This single global family, transcending national boundaries, just wants a peaceful life, a sustainable future, economic justice and basic democracy. On the other side, the global corporatocracy, also transcending national boundaries, has purchased governments and legislative processes, developed its own military, mercenary or quasi-military enforcers, engaged in systemic economic fraud and plundered treasuries and ecosystems.'
"Regrettably, most people have little or no appreciation of the best of today's
Chinese poets and their work. Much of the poetry collected in this volume will,
at the very least, reveal to the readers of poetry in two countries…the true
features of China's fine contemporary verse." Qingping Wang, editor
Ian Pindar's second poetry collection Constellations (Carcanet) is out now. His debut collection Emporium (Carcanet) was shortlisted for The Seamus Heaney Centre for Poetry Prize for First Full Collection 2012. His poems have appeared in The English Review, The Forward Book of Poetry 2011 and 2012, London Magazine, Magma, New Poetries III, Oxford Poetry, PN Review, Poetry Review, Stand, the Times Literary Supplement and Wave Composition. He won second prize in the National Poetry Competition 2009, a supplementary prize in the Bridport Prize 2010 and was shortlisted for the 2010 Forward Poetry Prize (Best Single Poem).
Praise for Constellations
‘The pleasure of Constellations lies in their lyrics’ easy movement among images and observations, their development less linear than cumulative . . . In such denser passages, where the observations leap from one to another in a momentum compelling both for the intriguing train of thought and for the music of the lines, Pindar achieves “a difficult // furthering; intense, informal immediacy” in his distinctive approach to the lyric.’ Guardian
‘Pindar’s 88 brilliant new “constellations” are as haunting as they are enigmatic.’ Marjorie Perloff, author of 21st-Century Modernism: The 'New' Poetics
Praise for Emporium

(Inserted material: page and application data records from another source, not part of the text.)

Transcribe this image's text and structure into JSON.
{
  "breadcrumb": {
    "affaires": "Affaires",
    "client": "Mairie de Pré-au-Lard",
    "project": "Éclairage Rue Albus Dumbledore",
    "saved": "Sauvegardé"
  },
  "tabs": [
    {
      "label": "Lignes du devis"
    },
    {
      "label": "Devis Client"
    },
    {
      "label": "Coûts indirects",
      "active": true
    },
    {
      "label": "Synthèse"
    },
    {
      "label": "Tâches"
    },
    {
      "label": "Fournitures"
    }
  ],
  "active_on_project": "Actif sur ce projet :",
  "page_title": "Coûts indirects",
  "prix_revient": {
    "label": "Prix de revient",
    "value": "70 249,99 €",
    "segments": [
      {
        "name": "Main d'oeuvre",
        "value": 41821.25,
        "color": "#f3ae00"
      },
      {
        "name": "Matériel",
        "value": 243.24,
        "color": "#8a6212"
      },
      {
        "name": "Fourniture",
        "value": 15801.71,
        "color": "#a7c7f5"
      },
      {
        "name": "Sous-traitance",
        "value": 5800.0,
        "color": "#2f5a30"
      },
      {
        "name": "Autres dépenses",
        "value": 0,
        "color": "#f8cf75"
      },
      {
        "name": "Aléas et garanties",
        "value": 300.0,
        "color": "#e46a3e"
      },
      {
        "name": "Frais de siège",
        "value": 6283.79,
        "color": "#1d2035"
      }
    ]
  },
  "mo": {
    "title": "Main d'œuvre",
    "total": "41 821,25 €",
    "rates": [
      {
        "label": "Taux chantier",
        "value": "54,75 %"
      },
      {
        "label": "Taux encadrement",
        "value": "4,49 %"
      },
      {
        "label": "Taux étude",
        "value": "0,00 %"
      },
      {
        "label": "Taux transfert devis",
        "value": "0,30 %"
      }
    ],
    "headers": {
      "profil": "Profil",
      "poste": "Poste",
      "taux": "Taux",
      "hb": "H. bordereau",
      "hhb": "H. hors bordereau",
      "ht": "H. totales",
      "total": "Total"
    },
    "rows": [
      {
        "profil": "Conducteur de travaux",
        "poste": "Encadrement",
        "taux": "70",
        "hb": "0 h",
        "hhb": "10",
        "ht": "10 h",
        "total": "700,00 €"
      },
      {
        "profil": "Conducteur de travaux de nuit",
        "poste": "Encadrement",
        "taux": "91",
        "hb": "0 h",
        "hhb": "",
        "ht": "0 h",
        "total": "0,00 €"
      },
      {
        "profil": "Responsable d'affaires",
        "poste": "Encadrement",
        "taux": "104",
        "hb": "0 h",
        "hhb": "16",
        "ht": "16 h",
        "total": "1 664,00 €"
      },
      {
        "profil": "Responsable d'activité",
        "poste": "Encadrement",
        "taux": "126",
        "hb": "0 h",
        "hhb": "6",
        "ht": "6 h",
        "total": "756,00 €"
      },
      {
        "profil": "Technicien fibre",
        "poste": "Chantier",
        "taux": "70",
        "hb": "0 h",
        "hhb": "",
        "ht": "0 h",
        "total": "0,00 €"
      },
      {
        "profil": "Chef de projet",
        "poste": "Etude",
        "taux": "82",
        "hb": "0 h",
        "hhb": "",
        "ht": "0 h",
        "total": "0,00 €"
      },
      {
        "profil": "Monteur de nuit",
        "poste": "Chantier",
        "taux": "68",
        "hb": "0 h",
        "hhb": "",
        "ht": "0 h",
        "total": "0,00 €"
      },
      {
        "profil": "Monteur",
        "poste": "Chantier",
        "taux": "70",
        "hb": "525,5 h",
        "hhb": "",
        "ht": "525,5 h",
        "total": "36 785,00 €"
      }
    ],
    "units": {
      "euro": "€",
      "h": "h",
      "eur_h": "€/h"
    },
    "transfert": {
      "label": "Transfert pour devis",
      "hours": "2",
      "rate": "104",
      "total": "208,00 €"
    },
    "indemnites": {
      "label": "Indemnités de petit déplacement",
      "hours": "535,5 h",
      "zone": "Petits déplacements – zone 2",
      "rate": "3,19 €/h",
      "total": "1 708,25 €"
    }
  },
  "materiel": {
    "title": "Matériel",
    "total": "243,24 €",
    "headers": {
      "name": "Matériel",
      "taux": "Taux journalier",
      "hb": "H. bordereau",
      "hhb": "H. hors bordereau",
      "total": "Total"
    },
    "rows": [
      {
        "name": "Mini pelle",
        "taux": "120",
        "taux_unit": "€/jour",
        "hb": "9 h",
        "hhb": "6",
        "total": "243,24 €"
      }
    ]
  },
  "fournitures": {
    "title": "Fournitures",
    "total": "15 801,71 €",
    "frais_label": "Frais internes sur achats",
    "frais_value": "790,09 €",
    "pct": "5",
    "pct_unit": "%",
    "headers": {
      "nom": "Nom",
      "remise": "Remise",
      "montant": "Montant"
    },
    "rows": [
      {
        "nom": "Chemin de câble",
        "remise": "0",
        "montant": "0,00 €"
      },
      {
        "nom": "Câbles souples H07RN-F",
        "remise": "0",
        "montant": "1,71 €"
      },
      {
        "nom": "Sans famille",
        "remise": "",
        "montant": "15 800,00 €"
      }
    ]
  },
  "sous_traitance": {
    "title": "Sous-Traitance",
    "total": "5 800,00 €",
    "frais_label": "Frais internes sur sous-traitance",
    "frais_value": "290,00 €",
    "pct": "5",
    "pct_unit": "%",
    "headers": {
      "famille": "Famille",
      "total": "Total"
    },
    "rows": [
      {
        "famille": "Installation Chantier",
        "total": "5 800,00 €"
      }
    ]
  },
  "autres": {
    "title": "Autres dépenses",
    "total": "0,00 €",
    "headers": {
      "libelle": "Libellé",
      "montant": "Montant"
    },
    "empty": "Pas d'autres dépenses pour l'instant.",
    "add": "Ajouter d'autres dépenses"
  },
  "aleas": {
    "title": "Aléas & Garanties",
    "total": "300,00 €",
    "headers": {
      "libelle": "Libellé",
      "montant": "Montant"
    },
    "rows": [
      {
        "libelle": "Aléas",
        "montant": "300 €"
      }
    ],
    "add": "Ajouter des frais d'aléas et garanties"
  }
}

‘Pindar is urbane, funny and profound. A brilliant first collection.' Poetry London
'There is real gold in this volume . . . I was about to say that Ian Pindar is a promising poet; but no, he is already a significant one.' Poetry Review
'Some of the most hyped poetry in Britain today has been ruthlessly pruned of any phrase that might ignite the slightest grin. Ian Pindar’s first collection, Emporium, is a welcome antidote. It’s dark, witty and entertaining . . . as ingenious as anything I've read for a while, and few collections have been half as entertaining.' Rob A Mackenzie, Magma

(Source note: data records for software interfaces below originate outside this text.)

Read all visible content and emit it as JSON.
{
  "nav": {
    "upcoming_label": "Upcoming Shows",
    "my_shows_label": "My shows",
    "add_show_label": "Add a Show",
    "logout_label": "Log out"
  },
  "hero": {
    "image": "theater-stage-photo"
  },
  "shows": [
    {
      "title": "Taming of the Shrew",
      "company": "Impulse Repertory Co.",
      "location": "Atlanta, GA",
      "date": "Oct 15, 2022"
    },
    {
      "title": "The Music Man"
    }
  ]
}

‘Here's a poetry that's light, clear, at times almost throwaway, full of political scope and menace.’ Guardian
‘Pindar’s inventiveness and sense of linguistic and literary history make this an enjoyable collection, holding promise for the future.’ Boston Review

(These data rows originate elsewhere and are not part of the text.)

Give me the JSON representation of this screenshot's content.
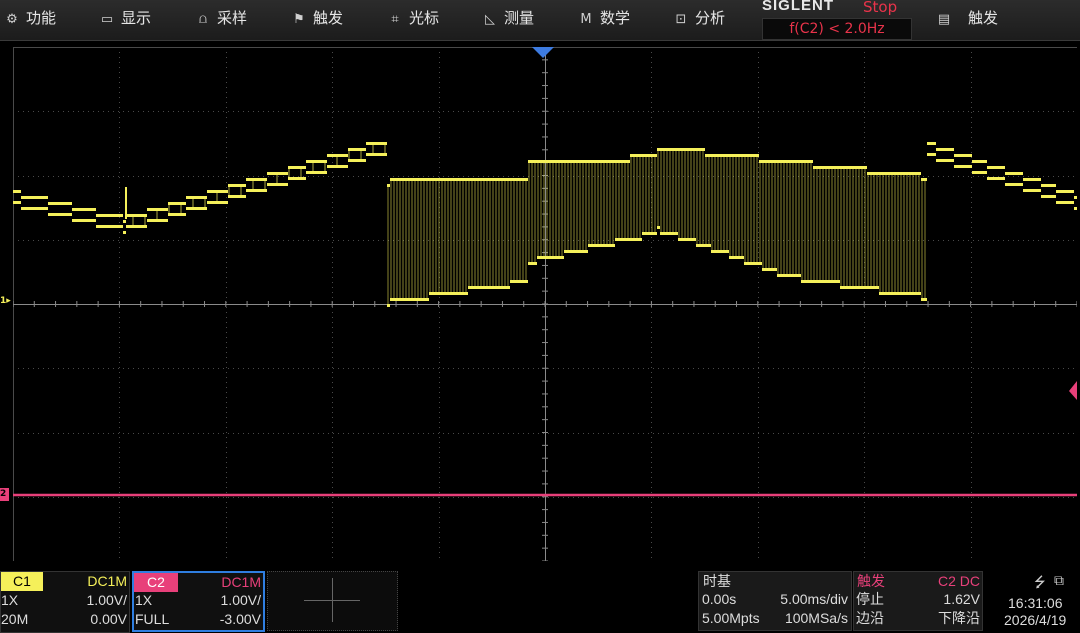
{
  "menu": {
    "items": [
      {
        "id": "function",
        "label": "功能",
        "icon": "gear-icon",
        "glyph": "⚙"
      },
      {
        "id": "display",
        "label": "显示",
        "icon": "monitor-icon",
        "glyph": "▭"
      },
      {
        "id": "acquire",
        "label": "采样",
        "icon": "acquire-icon",
        "glyph": "⩍"
      },
      {
        "id": "trigger",
        "label": "触发",
        "icon": "flag-icon",
        "glyph": "⚑"
      },
      {
        "id": "cursor",
        "label": "光标",
        "icon": "cursor-icon",
        "glyph": "⌗"
      },
      {
        "id": "measure",
        "label": "测量",
        "icon": "measure-icon",
        "glyph": "◺"
      },
      {
        "id": "math",
        "label": "数学",
        "icon": "math-icon",
        "glyph": "M"
      },
      {
        "id": "analyze",
        "label": "分析",
        "icon": "analyze-icon",
        "glyph": "⊡"
      },
      {
        "id": "trigger-menu",
        "label": "触发",
        "icon": "list-icon",
        "glyph": "▤"
      }
    ]
  },
  "brand": "SIGLENT",
  "run_status": "Stop",
  "frequency": "f(C2) < 2.0Hz",
  "markers": {
    "ch1": "1",
    "ch2": "2"
  },
  "ch1": {
    "name": "C1",
    "coupling": "DC1M",
    "probe": "1X",
    "scale": "1.00V/",
    "bw": "20M",
    "offset": "0.00V",
    "color": "#f5f05a"
  },
  "ch2": {
    "name": "C2",
    "coupling": "DC1M",
    "probe": "1X",
    "scale": "1.00V/",
    "bw": "FULL",
    "offset": "-3.00V",
    "color": "#e8407a"
  },
  "timebase": {
    "title": "时基",
    "delay": "0.00s",
    "scale": "5.00ms/div",
    "depth": "5.00Mpts",
    "rate": "100MSa/s"
  },
  "trigger": {
    "title": "触发",
    "source": "C2 DC",
    "state": "停止",
    "level": "1.62V",
    "type": "边沿",
    "slope": "下降沿"
  },
  "clock": {
    "time": "16:31:06",
    "date": "2026/4/19",
    "usb_icon": "usb-icon",
    "network_icon": "network-icon"
  },
  "colors": {
    "grid": "#555555",
    "ch1": "#f5f05a",
    "ch2": "#e8407a",
    "accent": "#2f7ee0"
  }
}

‘It was about time for somebody to be channeling Eliot, maybe Stevens, Laforgue, and the Metaphysicals to such clashing effect: “bright as a seedsman’s packet”, with unexpected timbres and sonorities sabotaged by glockenspiel accents. Pindar is just right for the job.’ John Ashbery
‘In this sparkling debut collection Ian Pindar brilliantly fulfils Verlaine’s injunction to the poet to take eloquence and wring its neck. Emporium offers the reader a beguiling and compendious range of styles and voices, and signals the arrival of a fascinating and original poet.’ Mark Ford
‘Ian Pindar’s short, crisp and enjoyable new biography [is] an easy-going introduction to the man and a straightforward route into his work, aimed at people who know little about either.’ Josh Lacey in the Guardian
‘Pindar manages gracefully to pack a wealth of information into this brief study.’ Gerry Dukes in the Irish Independent
‘Pindar has skilfully made the process of understanding the complex relationship between Joyce’s life and work “funagain”.’ Eric Bulson in The Times Literary Supplement
“Attractive in a maddeningly opaque way.” Steven Poole in the Guardian